#### Data supplied
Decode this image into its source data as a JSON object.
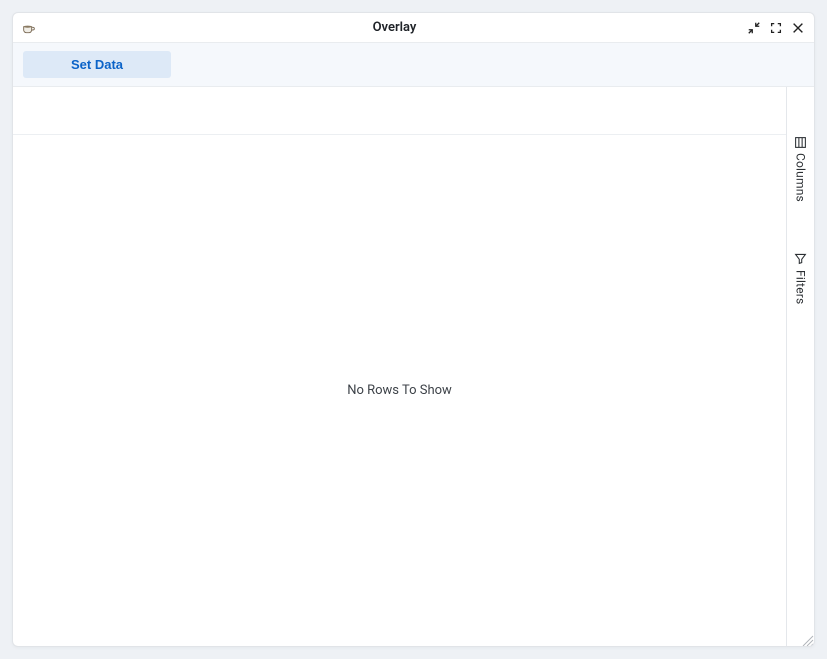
{
  "window": {
    "title": "Overlay"
  },
  "toolbar": {
    "set_data_label": "Set Data"
  },
  "grid": {
    "empty_message": "No Rows To Show"
  },
  "side_panel": {
    "columns_label": "Columns",
    "filters_label": "Filters"
  }
}
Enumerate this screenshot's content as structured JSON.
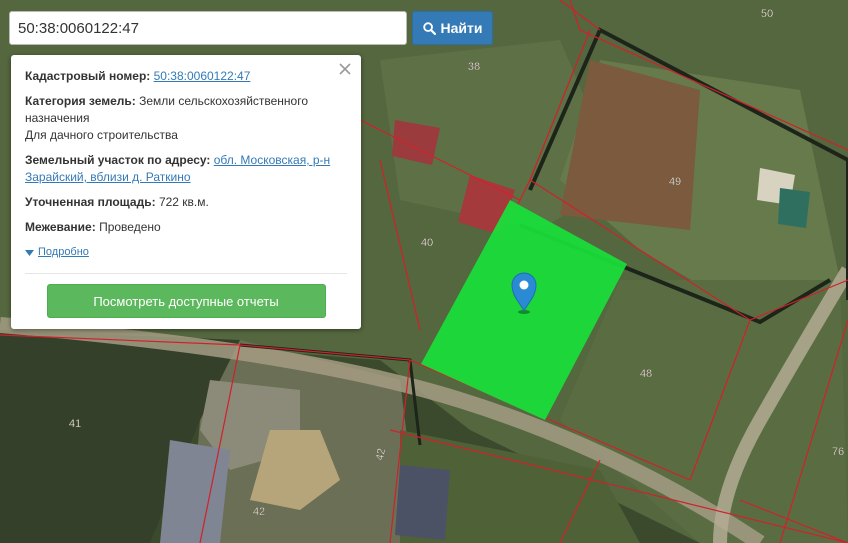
{
  "search": {
    "value": "50:38:0060122:47",
    "button_label": "Найти"
  },
  "info": {
    "cadastral_label": "Кадастровый номер:",
    "cadastral_value": "50:38:0060122:47",
    "category_label": "Категория земель:",
    "category_value": "Земли сельскохозяйственного назначения",
    "category_use": "Для дачного строительства",
    "address_label": "Земельный участок по адресу:",
    "address_value": "обл. Московская, р-н Зарайский, вблизи д. Раткино",
    "area_label": "Уточненная площадь:",
    "area_value": "722 кв.м.",
    "survey_label": "Межевание:",
    "survey_value": "Проведено",
    "more_label": "Подробно",
    "reports_button": "Посмотреть доступные отчеты"
  },
  "map": {
    "parcel_labels": [
      "50",
      "38",
      "49",
      "40",
      "48",
      "41",
      "42",
      "42",
      "76"
    ],
    "highlight_color": "#19e03a",
    "marker_color": "#2a8ad4",
    "boundary_color": "#d2202a"
  }
}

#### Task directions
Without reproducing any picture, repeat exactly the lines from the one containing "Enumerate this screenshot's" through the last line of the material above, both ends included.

#### Your solution
Enumerate this screenshot's content as structured JSON.
{
  "search": {
    "value": "50:38:0060122:47",
    "button_label": "Найти"
  },
  "info": {
    "cadastral_label": "Кадастровый номер:",
    "cadastral_value": "50:38:0060122:47",
    "category_label": "Категория земель:",
    "category_value": "Земли сельскохозяйственного назначения",
    "category_use": "Для дачного строительства",
    "address_label": "Земельный участок по адресу:",
    "address_value": "обл. Московская, р-н Зарайский, вблизи д. Раткино",
    "area_label": "Уточненная площадь:",
    "area_value": "722 кв.м.",
    "survey_label": "Межевание:",
    "survey_value": "Проведено",
    "more_label": "Подробно",
    "reports_button": "Посмотреть доступные отчеты"
  },
  "map": {
    "parcel_labels": [
      "50",
      "38",
      "49",
      "40",
      "48",
      "41",
      "42",
      "42",
      "76"
    ],
    "highlight_color": "#19e03a",
    "marker_color": "#2a8ad4",
    "boundary_color": "#d2202a"
  }
}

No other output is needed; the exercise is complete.